The "Andalusian cadence" I-bVII-bVI-V is commonly heard as a repeated figure in Flamenco music as well as many pop songs, e.g. "Hit the Road, Jack":
In trying to think about how this cadence is typically perceived by the listener, classical music theory seems to give (at least?) two possibilities:
It is a perfect cadence: the V-chord at the end is heard to continually resolve into the tonic I at each repetition.
It is a half cadence: the I-chord at the beginning is heard to continually tense into the V-chord at the end, which then hangs there unresolved.
Generally I've been impressed by how much of pop music harmony can be understood by thinking in terms of perfect cadences (a V-I which ends a phrase or section) and half cadences (a phrase or section which ends in an unresolved V, often followed by a new phrase beginning on I). But in this case, I'm not sure I have a strong intuition about which kind of cadence this would be: or perhaps it is "ambiguous", or classical theory doesn't neatly apply here?

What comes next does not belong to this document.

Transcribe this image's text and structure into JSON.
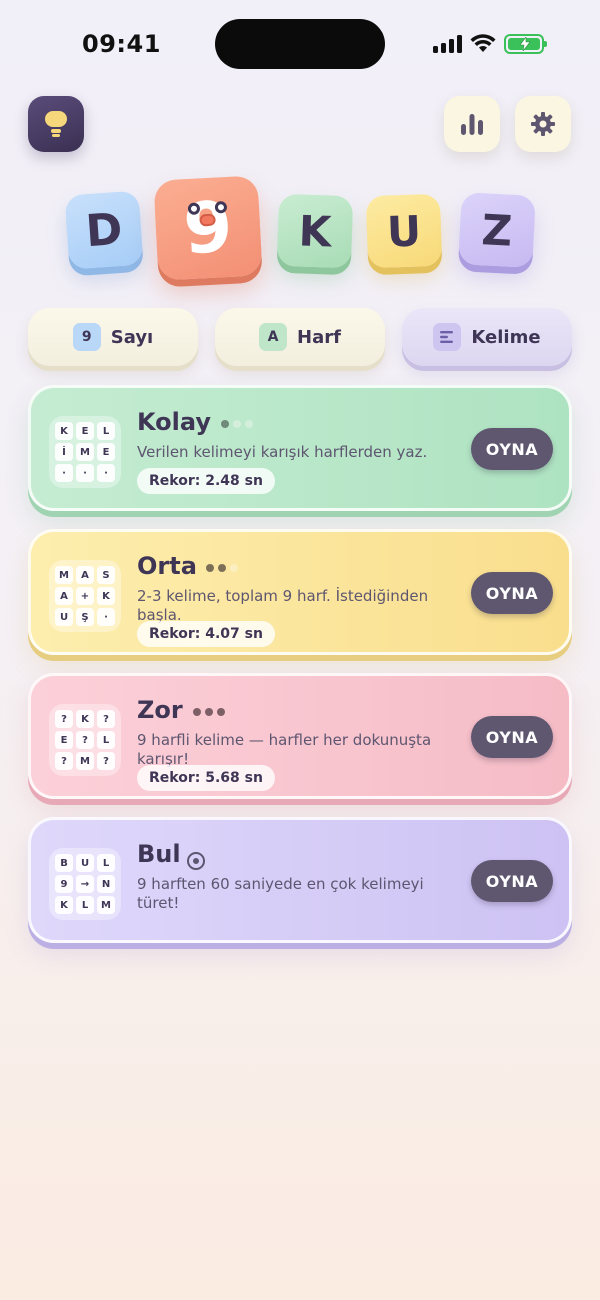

(I am aware that this is asserted to be a perfect cadence in the wikipedia article: http://en.wikipedia.org/wiki/Andalusian_cadence But their argument that "[t]he Andalusian is an authentic cadence, because a dominant chord ("V") comes just before the tonic", is completely unconvincing: if a half cadence is followed by a phrase beginning in the tonic, we will also have a dominant followed immediately by a tonic. It seems to me that the relevant distinction is how the harmony interacts with sectional boundaries in the music, i.e. if the phrase or section ends with V-I, or if the V-chord comes as the last element of the phrase.)